Records
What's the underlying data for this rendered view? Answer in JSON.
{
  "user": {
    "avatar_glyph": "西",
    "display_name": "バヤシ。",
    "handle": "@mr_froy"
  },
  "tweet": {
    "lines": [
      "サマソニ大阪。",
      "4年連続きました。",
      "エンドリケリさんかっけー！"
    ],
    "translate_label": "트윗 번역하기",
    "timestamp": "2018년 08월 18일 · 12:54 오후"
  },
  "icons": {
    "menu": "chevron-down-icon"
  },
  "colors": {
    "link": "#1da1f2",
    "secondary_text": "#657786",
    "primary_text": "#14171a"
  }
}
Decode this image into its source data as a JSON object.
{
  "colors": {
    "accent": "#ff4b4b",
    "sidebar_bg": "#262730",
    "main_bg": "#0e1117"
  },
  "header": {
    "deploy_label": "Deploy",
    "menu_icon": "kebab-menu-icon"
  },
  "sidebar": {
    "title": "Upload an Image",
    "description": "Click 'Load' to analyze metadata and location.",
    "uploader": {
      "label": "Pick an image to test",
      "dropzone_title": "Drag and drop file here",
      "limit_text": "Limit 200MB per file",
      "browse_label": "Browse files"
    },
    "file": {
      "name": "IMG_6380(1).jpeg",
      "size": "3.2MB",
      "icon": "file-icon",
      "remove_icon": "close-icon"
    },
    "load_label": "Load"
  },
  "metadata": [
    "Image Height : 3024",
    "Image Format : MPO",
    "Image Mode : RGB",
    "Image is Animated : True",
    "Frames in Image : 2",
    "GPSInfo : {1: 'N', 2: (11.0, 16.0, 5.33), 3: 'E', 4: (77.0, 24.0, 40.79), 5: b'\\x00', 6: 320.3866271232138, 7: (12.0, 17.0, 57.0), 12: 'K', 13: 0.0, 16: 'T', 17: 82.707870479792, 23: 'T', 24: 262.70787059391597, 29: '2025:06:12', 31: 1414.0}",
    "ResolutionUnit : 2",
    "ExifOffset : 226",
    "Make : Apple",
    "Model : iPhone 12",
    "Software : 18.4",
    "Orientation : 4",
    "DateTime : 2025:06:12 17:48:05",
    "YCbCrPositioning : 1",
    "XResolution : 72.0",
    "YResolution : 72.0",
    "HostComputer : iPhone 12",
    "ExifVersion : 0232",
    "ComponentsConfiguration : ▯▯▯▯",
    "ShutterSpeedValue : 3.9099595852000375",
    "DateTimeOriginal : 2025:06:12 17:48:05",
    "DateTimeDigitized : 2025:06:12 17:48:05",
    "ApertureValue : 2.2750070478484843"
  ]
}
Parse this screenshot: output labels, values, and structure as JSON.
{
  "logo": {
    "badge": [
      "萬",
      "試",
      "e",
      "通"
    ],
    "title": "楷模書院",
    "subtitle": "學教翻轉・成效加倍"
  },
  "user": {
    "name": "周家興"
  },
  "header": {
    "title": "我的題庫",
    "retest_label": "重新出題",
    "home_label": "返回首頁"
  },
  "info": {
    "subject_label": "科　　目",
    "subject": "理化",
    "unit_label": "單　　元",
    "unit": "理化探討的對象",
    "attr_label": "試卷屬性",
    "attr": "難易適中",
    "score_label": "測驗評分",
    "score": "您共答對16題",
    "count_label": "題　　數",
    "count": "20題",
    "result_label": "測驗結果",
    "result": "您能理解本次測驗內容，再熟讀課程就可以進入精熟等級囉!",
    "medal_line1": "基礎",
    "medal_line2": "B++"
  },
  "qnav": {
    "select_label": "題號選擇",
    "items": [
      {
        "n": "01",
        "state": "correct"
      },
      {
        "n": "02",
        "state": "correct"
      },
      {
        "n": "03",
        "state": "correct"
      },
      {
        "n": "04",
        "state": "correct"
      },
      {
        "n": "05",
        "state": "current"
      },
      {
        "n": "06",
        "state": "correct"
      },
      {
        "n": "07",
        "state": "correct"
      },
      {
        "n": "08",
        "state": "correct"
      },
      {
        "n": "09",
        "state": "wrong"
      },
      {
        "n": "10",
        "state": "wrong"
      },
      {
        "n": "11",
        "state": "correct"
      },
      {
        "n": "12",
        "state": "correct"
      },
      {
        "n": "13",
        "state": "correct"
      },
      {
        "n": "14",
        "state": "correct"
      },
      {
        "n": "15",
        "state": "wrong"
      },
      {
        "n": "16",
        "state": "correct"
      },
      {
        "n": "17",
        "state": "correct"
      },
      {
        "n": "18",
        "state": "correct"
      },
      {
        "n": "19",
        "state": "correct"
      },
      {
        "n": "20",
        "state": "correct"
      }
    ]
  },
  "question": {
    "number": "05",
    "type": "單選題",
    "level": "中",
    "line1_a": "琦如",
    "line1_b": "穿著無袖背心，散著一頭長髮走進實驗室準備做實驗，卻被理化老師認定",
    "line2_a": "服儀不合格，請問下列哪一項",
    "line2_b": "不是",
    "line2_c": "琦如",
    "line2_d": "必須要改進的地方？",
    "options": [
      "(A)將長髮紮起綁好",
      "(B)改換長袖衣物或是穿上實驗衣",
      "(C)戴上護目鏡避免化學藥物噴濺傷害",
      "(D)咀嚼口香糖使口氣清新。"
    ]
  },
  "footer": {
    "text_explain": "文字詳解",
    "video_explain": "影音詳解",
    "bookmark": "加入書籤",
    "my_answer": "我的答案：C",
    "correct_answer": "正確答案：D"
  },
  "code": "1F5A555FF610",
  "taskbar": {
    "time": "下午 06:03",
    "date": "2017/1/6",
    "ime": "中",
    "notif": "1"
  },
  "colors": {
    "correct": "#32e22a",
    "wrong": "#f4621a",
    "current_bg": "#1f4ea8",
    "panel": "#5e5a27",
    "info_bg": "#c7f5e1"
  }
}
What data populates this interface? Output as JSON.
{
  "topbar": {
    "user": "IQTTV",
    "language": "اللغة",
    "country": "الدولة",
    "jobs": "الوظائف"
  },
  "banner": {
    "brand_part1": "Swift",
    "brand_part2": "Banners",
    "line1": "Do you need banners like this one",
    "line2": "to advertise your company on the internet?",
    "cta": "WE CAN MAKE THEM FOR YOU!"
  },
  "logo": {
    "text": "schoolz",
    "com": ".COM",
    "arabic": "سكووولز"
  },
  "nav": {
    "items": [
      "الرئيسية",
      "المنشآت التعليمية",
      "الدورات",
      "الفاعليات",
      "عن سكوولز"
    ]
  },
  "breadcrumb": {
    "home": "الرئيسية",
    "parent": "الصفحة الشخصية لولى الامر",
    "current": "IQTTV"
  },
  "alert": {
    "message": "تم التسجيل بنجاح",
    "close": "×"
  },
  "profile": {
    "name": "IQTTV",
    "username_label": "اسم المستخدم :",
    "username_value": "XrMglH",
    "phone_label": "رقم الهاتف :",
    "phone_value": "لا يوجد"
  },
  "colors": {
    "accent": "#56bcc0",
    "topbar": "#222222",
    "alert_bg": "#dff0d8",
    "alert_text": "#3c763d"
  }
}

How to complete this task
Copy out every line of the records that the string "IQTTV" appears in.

Response area
    "user": "IQTTV",
    "current": "IQTTV"
    "name": "IQTTV",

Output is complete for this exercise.